I simply can’t figure out why Bonhoeffer thinks this way. Perhaps he is writing only about small Christian communities such as Finkenwald. That is, he is thinking almost in terms of a monastery. But little in Life Together is written in that vein. It’s written as if it applies to Christians in the larger world, where we have to balance the claims of the Holy Spirit with all the other claims on our life, from work, to children, to friends, to church, and so on. Actually, “balance” isn’t the right word. We have to find room for both spirit and desire in each of our relationships.
The best relationship would be one in which the Holy Spirit does not compete for our attention, but infuses all our relationships. But Bonhoeffer makes that impossible, viewing unmediated relationships as based on the “dark, impenetrable urges and desires of the human soul.” Why must spiritual and emotional relationships become the angel and the devil, light and dark.
“The essence of spiritual community is light. For “God is light and in [God] there is no darkness at all” (1 John 1:5); and “if we walk in the light as he himself is in the light, we have fellowship with one another” (1 John 1:7). The essence of emotional community is darkness, “for it is from within, from the human heart, that evil intentions come” (Mark 7:21). It is the deep night that spreads over the sources of all human activity, over even all noble and devout impulses.” (p 14)
Bonhoeffer does not, and presumably cannot, recognize that light and dark need each other. The light of the Holy Spirit guides us, and our emotional need for connection and attachment helps bind the community. Above all, humans are creatures of attachment. They can be guided by spiritual inspiration, but it is human need that brings us together. Bonhoeffer recognizes this (p 19), but it seems he simply cannot trust the mutual accommodation of inspiration and emotion.

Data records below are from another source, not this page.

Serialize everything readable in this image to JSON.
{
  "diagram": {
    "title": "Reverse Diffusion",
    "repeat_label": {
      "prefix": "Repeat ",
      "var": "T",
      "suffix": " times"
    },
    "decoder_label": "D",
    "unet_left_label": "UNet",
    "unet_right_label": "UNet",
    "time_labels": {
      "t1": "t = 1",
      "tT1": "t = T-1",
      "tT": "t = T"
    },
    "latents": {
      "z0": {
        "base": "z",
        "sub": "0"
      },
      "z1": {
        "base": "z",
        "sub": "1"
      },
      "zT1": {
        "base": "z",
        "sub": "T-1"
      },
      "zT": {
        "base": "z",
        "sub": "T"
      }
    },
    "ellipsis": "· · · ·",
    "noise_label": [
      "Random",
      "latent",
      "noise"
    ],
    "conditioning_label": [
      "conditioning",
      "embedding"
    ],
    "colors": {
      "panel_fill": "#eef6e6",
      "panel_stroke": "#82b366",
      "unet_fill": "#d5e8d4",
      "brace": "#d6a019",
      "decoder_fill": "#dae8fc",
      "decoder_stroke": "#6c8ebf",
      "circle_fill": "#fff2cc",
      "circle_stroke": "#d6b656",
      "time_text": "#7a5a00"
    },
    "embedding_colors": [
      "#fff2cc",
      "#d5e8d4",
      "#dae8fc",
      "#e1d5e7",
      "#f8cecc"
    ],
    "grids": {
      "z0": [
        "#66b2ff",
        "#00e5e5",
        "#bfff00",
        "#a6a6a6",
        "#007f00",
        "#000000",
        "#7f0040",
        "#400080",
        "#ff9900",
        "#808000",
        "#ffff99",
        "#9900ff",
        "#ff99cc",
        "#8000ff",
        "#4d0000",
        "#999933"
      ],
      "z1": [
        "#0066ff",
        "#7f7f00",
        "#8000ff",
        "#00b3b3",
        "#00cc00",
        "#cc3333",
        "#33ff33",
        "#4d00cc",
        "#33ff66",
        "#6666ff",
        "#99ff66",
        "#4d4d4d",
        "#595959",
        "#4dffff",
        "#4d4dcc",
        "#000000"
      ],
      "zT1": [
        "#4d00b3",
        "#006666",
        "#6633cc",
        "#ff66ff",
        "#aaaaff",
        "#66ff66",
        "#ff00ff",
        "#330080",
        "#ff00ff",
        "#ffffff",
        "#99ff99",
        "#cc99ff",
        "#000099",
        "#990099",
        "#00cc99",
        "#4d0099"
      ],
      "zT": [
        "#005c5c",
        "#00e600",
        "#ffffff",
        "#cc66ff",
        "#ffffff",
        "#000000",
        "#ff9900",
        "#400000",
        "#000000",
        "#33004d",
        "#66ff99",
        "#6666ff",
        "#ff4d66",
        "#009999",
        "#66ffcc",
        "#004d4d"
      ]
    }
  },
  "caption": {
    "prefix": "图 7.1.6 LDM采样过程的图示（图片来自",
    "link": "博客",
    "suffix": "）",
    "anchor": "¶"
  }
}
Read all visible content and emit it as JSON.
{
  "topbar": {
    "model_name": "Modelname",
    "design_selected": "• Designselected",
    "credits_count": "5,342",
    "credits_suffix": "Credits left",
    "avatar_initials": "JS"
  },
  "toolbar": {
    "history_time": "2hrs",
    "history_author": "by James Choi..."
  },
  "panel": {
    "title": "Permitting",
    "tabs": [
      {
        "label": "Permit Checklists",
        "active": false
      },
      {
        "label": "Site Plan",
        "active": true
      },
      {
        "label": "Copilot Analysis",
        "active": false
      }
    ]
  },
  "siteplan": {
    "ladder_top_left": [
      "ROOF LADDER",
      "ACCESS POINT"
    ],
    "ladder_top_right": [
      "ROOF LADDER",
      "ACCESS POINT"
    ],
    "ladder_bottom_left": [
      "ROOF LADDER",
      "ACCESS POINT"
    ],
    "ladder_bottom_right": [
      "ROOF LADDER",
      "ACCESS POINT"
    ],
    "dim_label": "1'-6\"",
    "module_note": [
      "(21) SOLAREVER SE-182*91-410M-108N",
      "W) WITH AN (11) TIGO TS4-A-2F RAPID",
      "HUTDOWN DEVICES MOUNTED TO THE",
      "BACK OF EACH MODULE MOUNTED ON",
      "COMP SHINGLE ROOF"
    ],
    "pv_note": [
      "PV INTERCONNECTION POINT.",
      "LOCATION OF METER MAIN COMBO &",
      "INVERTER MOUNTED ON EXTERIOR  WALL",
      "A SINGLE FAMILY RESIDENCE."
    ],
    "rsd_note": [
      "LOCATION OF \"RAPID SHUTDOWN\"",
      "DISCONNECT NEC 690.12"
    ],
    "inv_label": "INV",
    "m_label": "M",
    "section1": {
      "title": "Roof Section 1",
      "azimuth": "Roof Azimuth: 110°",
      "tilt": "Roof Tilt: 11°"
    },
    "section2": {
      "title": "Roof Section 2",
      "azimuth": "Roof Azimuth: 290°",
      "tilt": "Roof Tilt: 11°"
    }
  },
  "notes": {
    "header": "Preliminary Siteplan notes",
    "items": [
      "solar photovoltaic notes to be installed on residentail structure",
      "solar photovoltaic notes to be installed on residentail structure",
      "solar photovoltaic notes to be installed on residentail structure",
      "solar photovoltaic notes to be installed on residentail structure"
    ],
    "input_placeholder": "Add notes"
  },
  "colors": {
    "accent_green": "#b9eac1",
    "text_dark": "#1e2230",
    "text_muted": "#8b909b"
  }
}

One possibility is that by the time Bonhoeffer wrote Life Together he had seen the danger of a large group emotionally bound to its Führer in hysterical and murderous alliance. It was the Nazis who closed Finkenwald, originally established as an alternative to the official German Lutheran church, whose bishop was chosen by Hitler.
Conclusion: the basis of sin
As much as Bonhoeffer’s split between spirit and emotion is troubling, I’m not as troubled by a statement that many modern men and women might find disturbing: that I have no right to be myself. The basis of all sin, says Bonhoeffer, is pride (superbia), the belief that I have a right to be myself, a right to my desires, and for my life, and my death. For to believe this is to want to be a God (p 90).
The solution is confession, in which I recognize that I belong to God, and that the needs of the spiritual community come before my own. While most moderns don’t think this way, it might help if more did. If we are creatures of God, then we belong to each other. Here is where emotion gets in the way, as belonging quickly comes to be equivalent to possession. From this perspective we can more easily see the danger of emotional community, a community at war over possession of self and other. Nevertheless, emotion and spirit are bound in humanity, and if spirit is to lead in the affairs of community, then emotion must have its say both in private life, as well as contributing to the dedication we bring to community.
* pneumatic refers to the Greek pneuma, meaning spirit or soul.
Dietrich Bonhoeffer, Life Together, translator Daniel W. Bloesch. Fortress Press, 2015. [original 1939]
Sigmund Freud, Group Psychology and the Analysis of the Ego, translator James Strachey. W. W. Norton, 1959. [original 1921]
Image: from Chagall, Angels